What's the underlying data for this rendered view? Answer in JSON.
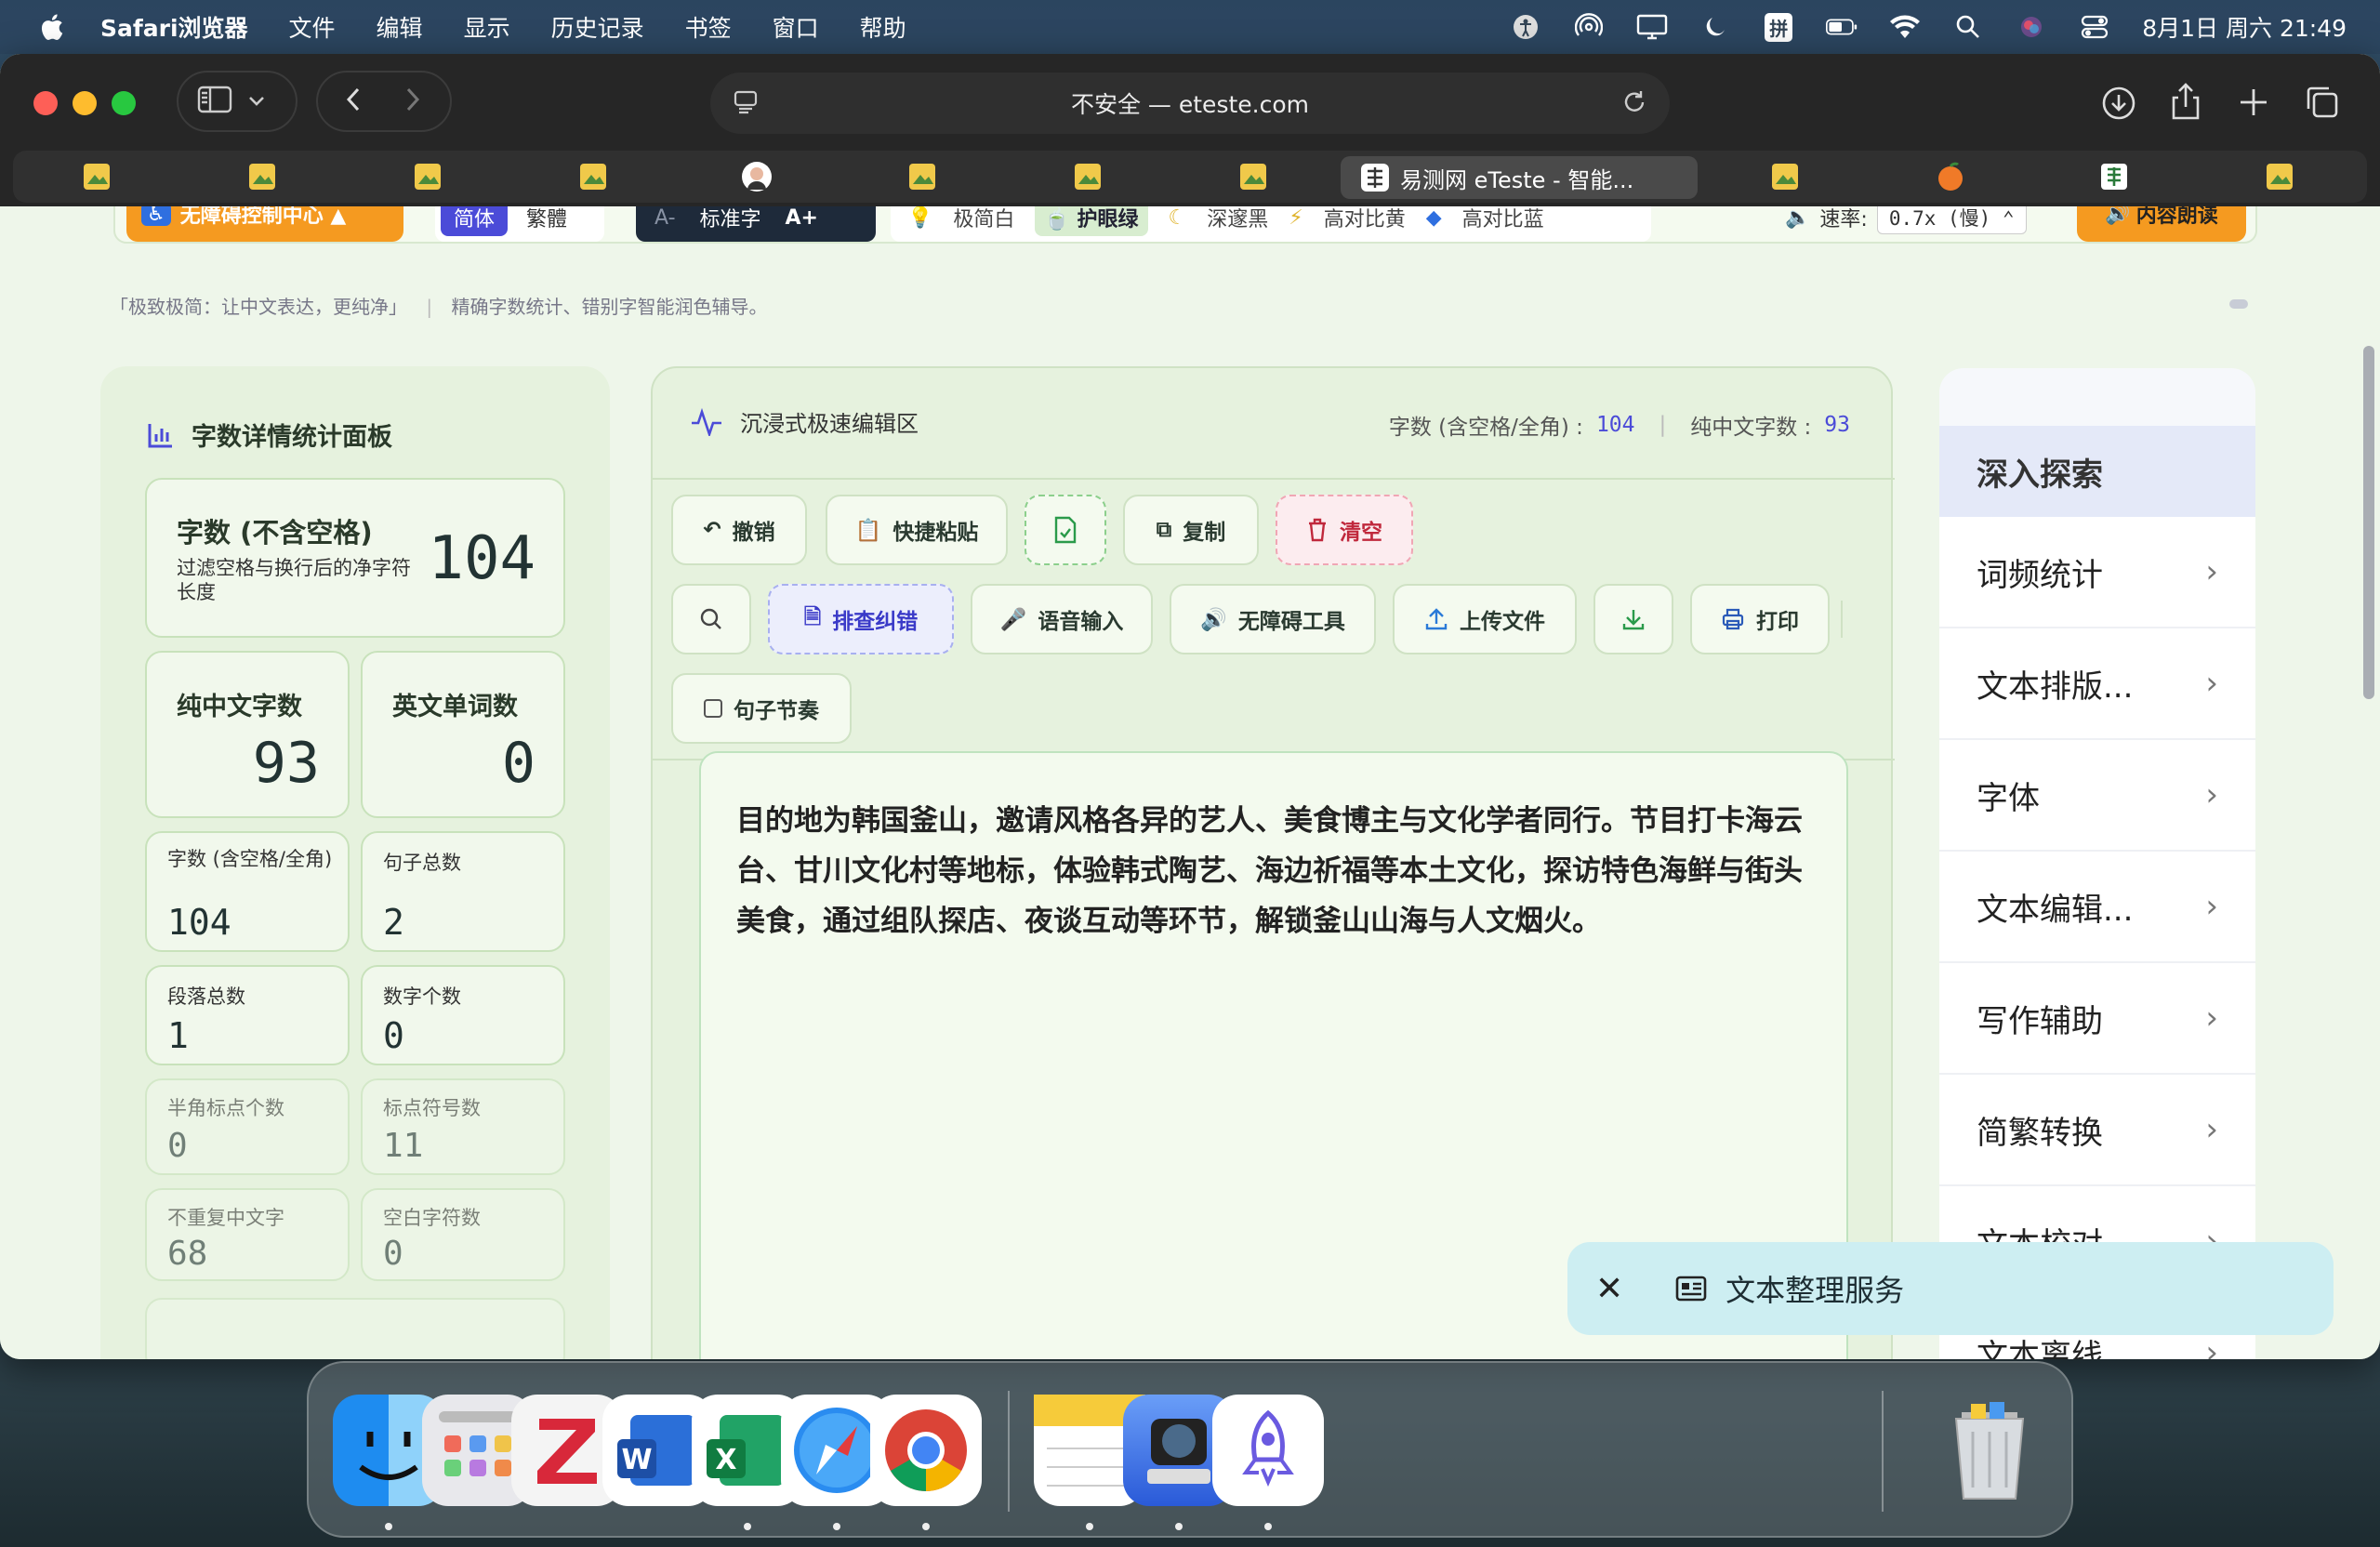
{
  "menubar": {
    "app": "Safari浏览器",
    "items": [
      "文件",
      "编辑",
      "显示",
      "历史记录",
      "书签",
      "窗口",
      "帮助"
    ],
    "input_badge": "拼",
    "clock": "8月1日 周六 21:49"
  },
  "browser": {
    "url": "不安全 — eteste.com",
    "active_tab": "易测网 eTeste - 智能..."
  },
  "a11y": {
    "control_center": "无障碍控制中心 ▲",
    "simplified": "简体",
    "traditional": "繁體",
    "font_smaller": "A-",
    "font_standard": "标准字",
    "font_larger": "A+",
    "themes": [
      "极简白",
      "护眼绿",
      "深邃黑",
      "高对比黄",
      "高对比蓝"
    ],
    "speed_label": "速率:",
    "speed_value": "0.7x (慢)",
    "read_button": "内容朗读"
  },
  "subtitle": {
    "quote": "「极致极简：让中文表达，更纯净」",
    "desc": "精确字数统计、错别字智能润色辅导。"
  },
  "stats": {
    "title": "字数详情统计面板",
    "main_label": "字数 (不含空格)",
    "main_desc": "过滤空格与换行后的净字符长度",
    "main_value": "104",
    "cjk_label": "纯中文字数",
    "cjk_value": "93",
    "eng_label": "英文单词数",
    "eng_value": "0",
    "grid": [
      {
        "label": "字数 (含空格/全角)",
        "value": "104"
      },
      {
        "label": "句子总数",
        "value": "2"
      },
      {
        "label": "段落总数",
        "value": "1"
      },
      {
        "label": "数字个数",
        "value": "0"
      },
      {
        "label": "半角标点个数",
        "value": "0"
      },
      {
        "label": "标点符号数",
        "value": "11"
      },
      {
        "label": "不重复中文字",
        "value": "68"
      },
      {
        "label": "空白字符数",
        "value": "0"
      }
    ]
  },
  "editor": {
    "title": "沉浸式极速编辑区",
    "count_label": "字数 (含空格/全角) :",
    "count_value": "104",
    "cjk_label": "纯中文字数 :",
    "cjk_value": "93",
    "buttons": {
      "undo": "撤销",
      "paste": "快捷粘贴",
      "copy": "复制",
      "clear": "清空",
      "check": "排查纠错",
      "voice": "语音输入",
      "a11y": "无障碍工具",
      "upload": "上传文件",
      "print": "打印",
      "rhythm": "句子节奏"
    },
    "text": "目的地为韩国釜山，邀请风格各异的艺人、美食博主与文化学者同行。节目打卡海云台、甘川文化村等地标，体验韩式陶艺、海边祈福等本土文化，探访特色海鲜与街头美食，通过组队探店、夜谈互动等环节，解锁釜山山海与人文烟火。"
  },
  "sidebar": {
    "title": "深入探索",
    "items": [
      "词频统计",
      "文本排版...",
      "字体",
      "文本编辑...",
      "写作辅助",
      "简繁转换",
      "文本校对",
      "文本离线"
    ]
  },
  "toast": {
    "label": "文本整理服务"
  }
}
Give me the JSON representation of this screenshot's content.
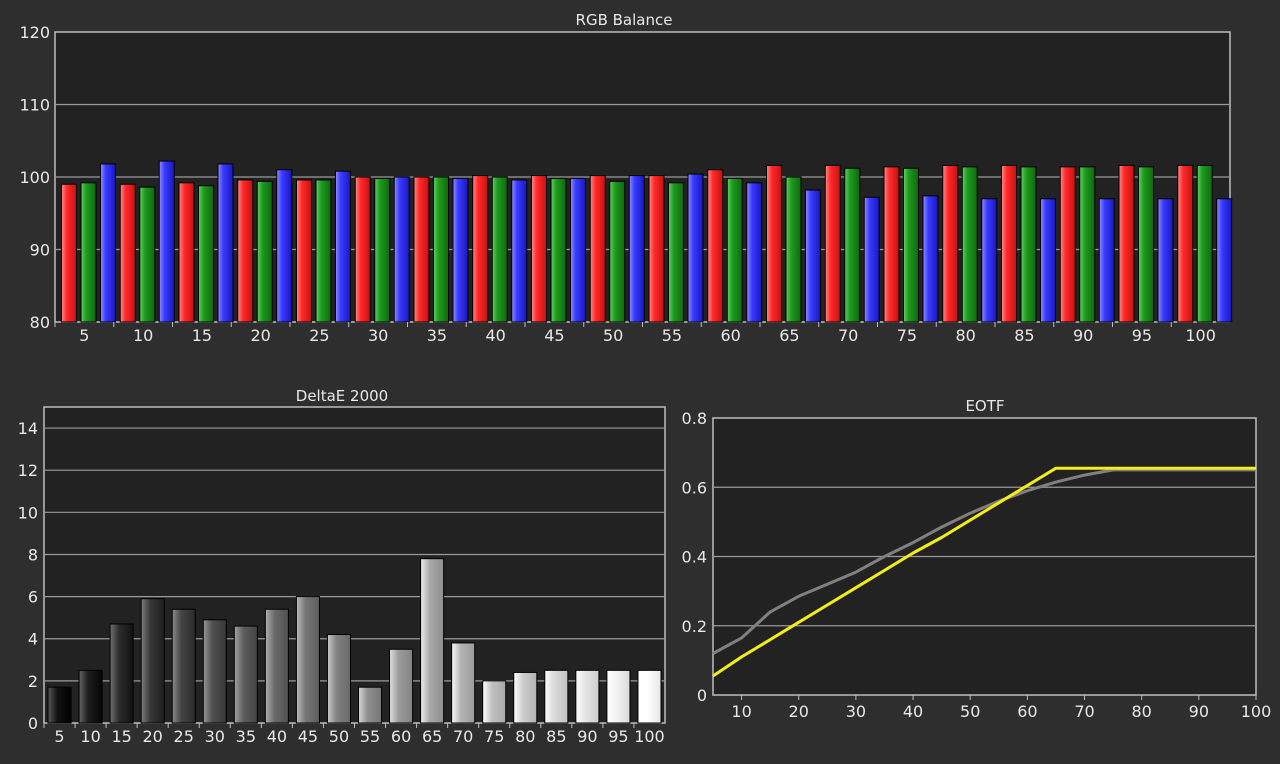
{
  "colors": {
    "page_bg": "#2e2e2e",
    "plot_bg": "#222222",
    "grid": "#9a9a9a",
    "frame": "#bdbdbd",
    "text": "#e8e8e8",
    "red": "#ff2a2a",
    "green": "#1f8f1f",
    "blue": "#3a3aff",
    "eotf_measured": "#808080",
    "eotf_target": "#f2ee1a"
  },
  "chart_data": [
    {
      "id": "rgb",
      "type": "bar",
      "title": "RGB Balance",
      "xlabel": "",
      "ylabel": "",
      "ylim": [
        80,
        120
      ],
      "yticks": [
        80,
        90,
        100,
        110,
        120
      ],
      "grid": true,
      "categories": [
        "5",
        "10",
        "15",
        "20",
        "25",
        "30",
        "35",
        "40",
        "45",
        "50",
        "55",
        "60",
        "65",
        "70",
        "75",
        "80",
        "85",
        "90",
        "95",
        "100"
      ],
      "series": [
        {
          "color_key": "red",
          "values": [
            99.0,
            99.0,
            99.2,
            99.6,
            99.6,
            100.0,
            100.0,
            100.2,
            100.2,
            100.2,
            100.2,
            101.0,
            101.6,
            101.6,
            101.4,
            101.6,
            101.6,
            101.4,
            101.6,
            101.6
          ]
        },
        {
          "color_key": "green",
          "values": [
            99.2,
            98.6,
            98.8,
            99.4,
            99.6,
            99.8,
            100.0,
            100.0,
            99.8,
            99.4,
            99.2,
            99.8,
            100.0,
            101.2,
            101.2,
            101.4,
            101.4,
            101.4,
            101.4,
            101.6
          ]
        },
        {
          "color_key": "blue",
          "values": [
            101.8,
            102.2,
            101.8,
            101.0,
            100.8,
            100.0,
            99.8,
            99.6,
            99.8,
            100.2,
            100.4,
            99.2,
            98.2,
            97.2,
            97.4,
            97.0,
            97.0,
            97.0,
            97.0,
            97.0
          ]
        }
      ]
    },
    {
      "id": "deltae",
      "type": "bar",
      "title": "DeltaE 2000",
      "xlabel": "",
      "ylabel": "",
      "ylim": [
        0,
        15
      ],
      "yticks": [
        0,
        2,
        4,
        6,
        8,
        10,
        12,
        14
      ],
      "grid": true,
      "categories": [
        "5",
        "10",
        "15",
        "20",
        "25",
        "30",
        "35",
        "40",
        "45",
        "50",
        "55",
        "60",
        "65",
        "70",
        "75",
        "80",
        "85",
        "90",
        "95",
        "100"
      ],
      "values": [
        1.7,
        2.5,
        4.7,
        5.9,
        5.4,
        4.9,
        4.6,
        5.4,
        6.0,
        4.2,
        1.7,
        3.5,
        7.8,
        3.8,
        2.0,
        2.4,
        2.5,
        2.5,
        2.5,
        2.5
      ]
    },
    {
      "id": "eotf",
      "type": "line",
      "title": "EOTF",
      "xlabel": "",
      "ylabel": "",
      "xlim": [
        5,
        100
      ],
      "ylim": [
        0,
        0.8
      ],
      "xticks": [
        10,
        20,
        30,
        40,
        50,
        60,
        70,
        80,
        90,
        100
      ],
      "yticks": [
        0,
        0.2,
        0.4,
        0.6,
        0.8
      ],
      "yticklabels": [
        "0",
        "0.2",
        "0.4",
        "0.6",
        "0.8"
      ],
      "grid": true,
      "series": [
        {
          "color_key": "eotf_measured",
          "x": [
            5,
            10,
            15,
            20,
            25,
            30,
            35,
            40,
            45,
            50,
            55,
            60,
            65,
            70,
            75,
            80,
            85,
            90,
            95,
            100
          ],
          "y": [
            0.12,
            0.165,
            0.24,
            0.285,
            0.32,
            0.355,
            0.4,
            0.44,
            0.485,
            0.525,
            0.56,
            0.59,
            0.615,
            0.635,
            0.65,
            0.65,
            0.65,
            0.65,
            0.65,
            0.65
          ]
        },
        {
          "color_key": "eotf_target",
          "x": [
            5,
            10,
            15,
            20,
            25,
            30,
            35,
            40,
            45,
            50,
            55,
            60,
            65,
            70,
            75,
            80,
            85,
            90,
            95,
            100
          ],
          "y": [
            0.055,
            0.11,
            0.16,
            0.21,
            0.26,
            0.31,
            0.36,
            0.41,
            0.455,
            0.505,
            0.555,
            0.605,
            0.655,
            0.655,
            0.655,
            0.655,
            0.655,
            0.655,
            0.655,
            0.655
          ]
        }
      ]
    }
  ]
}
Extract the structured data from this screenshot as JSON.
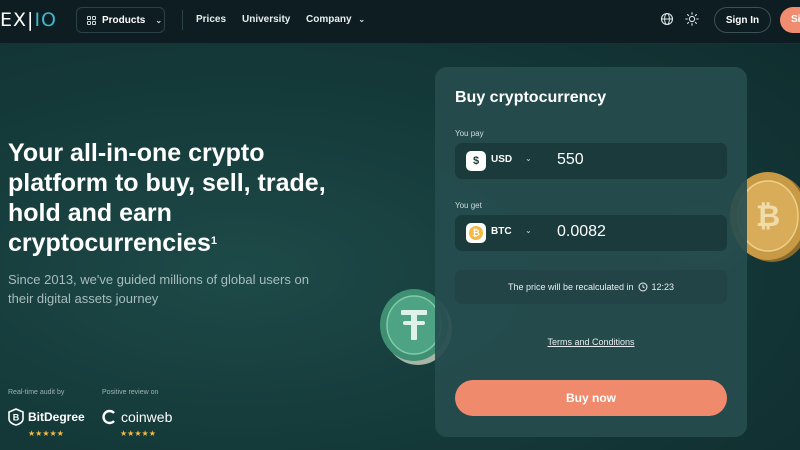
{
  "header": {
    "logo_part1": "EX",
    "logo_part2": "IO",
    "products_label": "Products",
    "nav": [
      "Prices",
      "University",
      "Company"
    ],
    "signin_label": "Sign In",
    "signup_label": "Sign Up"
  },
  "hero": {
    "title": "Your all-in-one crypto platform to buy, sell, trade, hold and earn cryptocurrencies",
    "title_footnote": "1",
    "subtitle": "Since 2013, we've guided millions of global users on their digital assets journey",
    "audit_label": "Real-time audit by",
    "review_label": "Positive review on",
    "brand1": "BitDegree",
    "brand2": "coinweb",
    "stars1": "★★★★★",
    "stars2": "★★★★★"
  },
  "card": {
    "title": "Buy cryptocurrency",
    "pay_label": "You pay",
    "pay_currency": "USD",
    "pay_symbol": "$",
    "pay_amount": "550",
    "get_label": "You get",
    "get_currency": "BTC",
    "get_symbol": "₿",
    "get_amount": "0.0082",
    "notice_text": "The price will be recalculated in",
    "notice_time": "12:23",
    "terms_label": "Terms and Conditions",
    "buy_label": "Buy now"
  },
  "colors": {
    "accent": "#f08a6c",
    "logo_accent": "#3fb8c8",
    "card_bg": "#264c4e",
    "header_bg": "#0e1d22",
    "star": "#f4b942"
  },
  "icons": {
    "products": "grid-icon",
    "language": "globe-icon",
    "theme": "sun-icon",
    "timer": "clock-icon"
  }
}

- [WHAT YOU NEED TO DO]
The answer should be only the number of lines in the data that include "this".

- [ANSWER AREA]
3